The Elephant in the room…. The Grid
We just touched on the level of grid sophistication and the challenges posed. Intermittent forms of generation place unique stresses on transmission networks, solar and wind are characterised by fluctuation. Solar naturally produces only during the day offering excellent peaking generation, but even this is prone to micro-fluctuations due to cloud cover and short-term factors. These variations in frequency and voltage can destabilise transmission grids, and the larger the facility the harder the network has to work to manage fluctuations. Smaller solutions use storage to smooth out the output but larger grid-based solutions require considerable base load and reasonable network management systems to act effectively. In regions like Kenya we are seeing an uplift in the approval of smaller base load solutions like small hydro and geothermal. Longer term investment into resilient network management systems and transmission infrastructure will be required to realise renewable and connectivity targets. Private investment in transmission, is more difficult to achieve, because these systems are usually government owned and as natural monopolies, are harder to unbundle and privatise. Off-grid is one strategy to compensate, but long-term investment is key, regional collaboration and long-term strategy are critical, as is cost/kWh.
Off-grid and other dynamic solutions however can be threatening to utilities. They have been greeted with mixed degrees of apprehension and in some cases open resistance. Much effort needs to be made to smooth over the points of contention, including an enabling feed-in tariff structure. One factor that supports development is the prevalence of mobile connectivity. Ironically my chosen business benchmark may form part of the driving force as pressure on leaders to deliver western standard access to necessities build constantly. A population ever more aware of the discrepancies in living standards demand solutions. Effort needs to be made to ensure that it is not an opposing stance that is adopted, common ground needs to found. Developers need to understand that access to energy is vote-winning political currency, a currency the governments want to control.
It is important to note that development strategies are not mutually exclusive not necessarily competing. If we are to only follow the large utility-based strategy, we then have to accept there are young generations that will leave this life before they have access to power. Dynamic solutions have a complimentary role to play and may well seed rural commercial activity, in turn making utility scale solutions bankable through seeding rural profit centres. Utilities and governments are maturing in terms of their ability to facilitate IPPs. The development community needs to be part of this process to ensure their interests are represented. When developing projects bankability needs to take the various limitations into consideration beyond standard need and technological assessments.

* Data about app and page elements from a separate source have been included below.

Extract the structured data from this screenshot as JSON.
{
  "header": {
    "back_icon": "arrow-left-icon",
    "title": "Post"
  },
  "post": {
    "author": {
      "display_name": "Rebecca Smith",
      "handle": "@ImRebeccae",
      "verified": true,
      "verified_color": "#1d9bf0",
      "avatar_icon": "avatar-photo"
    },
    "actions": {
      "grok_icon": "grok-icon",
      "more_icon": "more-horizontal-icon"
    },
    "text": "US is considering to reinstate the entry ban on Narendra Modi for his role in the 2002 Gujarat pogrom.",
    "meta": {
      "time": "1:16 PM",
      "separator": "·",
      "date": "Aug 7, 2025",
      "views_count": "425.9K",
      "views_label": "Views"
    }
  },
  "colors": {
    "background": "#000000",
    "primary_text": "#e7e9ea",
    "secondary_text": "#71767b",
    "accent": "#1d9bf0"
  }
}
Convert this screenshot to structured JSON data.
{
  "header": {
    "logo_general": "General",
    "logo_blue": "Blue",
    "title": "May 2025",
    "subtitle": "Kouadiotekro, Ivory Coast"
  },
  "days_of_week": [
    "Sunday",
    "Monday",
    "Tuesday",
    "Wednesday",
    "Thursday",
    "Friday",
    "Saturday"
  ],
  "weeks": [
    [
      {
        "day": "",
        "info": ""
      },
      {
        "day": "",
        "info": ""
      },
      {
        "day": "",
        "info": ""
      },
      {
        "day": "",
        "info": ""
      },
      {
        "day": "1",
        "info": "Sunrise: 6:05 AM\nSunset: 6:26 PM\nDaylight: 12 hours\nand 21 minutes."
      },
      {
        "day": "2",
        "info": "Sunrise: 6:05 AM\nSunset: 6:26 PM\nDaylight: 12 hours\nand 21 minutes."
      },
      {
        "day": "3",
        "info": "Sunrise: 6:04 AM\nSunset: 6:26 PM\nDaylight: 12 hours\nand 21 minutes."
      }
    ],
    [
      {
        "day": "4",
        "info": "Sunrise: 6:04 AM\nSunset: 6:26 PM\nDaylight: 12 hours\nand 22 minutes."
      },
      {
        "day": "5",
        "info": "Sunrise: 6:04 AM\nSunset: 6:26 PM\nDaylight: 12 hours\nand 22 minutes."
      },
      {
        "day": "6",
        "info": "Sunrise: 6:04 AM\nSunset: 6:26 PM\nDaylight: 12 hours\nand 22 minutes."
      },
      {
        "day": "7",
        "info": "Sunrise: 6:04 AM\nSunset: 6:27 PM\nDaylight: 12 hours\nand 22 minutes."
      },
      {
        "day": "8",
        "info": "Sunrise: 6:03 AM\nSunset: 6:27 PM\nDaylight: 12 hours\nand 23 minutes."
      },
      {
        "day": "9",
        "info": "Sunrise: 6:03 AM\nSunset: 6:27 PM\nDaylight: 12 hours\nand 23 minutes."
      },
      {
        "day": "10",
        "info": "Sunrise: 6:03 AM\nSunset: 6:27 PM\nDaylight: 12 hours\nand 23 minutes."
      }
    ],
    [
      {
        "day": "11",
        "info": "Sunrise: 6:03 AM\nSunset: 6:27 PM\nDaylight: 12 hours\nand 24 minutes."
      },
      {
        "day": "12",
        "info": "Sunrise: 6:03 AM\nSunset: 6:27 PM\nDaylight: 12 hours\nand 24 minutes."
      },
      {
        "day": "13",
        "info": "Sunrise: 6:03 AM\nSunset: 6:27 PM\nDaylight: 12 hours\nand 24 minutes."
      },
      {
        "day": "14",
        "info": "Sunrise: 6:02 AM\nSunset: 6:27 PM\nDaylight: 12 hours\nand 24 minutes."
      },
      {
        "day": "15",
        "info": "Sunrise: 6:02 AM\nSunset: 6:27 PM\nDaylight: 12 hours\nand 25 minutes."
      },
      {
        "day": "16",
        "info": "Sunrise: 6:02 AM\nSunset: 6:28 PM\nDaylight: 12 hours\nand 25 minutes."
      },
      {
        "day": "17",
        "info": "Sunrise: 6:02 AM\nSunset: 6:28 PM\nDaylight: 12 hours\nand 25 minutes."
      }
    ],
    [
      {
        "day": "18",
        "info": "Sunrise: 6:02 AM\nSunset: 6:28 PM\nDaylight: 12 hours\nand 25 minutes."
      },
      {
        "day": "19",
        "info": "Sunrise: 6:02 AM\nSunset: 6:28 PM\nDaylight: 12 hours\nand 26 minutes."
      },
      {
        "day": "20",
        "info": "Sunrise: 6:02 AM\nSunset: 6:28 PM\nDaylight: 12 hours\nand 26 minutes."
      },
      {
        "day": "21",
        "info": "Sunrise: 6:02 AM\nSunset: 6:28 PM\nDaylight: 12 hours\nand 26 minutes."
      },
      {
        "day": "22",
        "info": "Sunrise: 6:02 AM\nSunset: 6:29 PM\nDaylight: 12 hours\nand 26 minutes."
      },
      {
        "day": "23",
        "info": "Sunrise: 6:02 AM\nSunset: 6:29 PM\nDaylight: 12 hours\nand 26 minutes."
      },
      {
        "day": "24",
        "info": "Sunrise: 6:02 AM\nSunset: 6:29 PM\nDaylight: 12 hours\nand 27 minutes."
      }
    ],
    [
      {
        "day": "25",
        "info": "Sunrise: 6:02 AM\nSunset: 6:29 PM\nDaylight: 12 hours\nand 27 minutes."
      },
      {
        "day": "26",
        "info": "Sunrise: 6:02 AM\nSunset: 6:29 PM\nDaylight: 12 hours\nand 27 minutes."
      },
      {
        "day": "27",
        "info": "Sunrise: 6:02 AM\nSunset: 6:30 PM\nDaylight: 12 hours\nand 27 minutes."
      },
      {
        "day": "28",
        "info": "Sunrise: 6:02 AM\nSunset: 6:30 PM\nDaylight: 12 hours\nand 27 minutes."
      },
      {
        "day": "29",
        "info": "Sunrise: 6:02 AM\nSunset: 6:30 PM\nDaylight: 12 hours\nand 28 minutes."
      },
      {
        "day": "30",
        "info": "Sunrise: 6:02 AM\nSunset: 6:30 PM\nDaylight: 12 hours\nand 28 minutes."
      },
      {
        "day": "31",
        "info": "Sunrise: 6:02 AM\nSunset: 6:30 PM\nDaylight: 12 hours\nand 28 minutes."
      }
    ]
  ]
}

Please feel free to participate in this conversation, regarding your experience in challenges, possible approaches and ideas. The aim of this series of articles is to stimulate conversation